**Entries supplied:**
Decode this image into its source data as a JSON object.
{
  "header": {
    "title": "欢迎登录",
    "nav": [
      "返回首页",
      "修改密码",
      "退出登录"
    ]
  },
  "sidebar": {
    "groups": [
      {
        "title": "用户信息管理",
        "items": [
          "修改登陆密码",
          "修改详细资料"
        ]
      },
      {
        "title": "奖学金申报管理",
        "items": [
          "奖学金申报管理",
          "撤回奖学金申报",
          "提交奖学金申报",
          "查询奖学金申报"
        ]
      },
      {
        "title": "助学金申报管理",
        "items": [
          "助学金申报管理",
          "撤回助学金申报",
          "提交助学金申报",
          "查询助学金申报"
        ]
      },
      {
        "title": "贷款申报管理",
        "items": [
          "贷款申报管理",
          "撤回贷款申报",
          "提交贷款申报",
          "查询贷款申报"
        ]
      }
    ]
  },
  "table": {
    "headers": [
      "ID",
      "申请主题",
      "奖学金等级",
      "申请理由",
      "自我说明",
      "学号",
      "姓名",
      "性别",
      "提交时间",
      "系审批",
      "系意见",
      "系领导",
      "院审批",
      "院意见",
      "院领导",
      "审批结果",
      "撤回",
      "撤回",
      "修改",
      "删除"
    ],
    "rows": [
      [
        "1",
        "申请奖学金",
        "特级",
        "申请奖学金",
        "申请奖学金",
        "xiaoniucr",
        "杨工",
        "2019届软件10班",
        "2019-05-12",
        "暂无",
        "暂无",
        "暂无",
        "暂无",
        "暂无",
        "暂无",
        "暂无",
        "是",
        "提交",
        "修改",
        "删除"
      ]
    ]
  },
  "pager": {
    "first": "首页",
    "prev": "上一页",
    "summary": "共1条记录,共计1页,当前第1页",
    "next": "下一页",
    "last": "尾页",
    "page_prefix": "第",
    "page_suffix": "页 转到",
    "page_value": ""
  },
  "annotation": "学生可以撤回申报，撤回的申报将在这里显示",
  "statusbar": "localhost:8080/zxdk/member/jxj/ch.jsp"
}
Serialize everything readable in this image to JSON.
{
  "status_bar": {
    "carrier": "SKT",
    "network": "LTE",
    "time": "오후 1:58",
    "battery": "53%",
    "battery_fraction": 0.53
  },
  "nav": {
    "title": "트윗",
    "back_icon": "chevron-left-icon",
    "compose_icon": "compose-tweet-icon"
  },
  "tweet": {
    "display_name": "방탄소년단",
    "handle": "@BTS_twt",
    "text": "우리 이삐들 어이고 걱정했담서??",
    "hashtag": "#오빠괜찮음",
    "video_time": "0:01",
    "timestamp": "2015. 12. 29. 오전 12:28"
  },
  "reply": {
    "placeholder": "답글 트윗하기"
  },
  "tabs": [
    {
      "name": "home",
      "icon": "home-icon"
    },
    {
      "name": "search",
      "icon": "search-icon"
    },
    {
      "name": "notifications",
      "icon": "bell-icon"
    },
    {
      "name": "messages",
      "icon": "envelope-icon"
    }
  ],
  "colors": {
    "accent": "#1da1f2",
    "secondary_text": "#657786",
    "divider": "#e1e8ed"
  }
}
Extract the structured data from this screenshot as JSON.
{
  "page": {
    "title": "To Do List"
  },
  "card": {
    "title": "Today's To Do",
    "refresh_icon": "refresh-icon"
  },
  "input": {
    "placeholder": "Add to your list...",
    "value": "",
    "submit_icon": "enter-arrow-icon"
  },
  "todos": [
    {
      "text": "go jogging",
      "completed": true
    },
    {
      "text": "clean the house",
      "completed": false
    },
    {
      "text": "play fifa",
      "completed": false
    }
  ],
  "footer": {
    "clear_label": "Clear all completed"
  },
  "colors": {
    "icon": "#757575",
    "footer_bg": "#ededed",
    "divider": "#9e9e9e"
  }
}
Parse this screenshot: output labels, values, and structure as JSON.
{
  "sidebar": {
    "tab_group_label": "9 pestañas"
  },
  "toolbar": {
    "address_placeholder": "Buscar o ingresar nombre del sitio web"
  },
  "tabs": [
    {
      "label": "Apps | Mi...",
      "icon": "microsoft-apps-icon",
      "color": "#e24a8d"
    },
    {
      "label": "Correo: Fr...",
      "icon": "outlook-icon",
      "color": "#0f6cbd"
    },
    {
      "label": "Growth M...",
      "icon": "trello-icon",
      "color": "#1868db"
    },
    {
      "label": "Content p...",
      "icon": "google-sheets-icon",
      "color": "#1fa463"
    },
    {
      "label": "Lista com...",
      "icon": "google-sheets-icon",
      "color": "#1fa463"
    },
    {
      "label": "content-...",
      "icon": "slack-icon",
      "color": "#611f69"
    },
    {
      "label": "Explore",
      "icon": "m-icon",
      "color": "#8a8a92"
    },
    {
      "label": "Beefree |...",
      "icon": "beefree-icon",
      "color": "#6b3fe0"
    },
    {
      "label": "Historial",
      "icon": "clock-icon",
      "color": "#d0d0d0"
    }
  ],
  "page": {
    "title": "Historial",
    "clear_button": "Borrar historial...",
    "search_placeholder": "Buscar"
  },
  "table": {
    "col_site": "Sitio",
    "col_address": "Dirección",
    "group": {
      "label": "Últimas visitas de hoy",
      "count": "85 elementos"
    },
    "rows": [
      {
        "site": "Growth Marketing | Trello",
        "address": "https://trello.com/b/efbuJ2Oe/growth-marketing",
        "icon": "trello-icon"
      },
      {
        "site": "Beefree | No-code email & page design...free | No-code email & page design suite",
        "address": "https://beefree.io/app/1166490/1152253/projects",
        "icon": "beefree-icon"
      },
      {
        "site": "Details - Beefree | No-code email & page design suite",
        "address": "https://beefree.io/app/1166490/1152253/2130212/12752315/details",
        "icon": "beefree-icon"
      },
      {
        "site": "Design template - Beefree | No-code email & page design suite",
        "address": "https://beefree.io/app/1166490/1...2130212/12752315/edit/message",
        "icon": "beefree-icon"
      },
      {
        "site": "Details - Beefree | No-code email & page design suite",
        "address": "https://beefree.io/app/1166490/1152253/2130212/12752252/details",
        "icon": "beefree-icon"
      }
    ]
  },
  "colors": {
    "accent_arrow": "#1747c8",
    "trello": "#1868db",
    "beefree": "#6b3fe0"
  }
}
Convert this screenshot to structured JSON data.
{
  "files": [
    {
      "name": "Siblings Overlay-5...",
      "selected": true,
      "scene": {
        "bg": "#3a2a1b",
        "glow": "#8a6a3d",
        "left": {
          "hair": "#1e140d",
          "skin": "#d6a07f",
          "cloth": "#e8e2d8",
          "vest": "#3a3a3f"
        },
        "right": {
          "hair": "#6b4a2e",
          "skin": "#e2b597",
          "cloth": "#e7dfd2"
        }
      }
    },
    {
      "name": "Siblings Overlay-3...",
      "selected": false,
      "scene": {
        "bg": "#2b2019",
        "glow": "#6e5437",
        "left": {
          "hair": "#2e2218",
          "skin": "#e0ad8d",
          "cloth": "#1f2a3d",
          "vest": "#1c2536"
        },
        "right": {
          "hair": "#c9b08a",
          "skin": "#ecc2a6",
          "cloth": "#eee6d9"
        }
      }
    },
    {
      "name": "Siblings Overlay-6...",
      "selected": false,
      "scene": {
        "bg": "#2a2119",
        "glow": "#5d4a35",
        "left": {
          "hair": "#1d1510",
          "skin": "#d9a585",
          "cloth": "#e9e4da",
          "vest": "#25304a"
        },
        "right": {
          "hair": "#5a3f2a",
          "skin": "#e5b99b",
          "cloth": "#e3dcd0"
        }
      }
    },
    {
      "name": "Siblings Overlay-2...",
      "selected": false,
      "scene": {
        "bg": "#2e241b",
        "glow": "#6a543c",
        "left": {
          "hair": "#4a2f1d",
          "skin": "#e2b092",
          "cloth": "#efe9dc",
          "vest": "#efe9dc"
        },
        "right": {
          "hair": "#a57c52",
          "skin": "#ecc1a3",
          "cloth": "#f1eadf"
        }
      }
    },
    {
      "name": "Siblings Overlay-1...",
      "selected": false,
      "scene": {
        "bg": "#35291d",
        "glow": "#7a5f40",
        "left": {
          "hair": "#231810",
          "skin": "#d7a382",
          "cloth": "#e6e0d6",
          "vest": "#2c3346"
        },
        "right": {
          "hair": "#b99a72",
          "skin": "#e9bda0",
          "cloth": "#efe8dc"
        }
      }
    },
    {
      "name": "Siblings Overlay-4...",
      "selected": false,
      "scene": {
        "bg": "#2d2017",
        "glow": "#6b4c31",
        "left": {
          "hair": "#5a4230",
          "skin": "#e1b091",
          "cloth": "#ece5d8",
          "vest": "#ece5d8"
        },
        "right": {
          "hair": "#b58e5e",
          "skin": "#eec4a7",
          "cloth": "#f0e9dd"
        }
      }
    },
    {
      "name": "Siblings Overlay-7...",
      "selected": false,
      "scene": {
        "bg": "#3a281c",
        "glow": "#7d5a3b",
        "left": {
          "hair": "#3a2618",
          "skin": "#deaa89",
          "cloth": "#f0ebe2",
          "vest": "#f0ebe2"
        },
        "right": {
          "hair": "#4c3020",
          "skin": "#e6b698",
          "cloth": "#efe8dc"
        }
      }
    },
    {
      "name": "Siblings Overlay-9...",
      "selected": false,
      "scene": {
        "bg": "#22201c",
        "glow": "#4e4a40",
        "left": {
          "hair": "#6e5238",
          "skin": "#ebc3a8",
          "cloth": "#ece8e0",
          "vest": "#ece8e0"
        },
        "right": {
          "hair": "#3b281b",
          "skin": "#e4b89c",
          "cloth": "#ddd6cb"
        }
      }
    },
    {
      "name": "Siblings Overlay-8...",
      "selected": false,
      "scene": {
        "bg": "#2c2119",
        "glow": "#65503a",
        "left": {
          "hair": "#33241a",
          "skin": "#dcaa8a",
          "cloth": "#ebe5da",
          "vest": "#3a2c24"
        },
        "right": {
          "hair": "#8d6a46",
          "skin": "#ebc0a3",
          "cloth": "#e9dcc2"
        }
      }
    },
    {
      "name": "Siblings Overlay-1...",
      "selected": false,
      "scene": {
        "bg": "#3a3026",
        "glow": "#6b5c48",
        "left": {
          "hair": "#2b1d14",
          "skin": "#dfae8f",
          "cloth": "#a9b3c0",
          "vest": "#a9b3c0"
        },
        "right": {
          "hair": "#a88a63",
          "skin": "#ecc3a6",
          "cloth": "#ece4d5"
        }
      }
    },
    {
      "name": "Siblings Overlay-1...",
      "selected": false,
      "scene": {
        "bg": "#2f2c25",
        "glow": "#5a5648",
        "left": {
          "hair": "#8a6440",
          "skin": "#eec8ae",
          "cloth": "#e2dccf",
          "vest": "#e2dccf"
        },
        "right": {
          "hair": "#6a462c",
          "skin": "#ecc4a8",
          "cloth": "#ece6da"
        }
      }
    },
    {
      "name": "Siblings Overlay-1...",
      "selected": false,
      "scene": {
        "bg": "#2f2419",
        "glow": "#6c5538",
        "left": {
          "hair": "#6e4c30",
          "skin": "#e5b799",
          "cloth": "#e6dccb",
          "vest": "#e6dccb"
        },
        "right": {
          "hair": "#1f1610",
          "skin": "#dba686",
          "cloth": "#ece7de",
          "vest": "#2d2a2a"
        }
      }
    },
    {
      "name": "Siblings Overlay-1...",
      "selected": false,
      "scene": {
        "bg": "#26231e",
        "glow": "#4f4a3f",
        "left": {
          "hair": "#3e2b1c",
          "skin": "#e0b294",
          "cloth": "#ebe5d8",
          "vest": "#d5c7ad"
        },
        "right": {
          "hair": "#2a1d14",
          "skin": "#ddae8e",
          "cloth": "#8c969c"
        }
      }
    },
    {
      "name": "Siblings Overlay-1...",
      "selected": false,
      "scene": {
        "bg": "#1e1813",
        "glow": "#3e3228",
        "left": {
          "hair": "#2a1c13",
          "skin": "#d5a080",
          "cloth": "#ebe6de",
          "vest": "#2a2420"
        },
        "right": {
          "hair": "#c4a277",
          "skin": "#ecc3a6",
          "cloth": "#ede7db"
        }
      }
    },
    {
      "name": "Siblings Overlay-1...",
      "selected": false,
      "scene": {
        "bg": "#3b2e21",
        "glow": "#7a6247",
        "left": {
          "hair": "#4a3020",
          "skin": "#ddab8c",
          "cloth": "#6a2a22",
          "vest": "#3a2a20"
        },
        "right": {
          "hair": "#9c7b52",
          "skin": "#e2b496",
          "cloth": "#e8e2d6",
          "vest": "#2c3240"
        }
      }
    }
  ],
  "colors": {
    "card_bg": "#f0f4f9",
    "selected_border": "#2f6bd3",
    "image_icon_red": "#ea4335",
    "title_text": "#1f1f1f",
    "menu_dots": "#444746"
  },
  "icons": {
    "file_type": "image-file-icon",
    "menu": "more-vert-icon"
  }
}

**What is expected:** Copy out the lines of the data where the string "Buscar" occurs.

**Reply:**
    "address_placeholder": "Buscar o ingresar nombre del sitio web"
    "search_placeholder": "Buscar"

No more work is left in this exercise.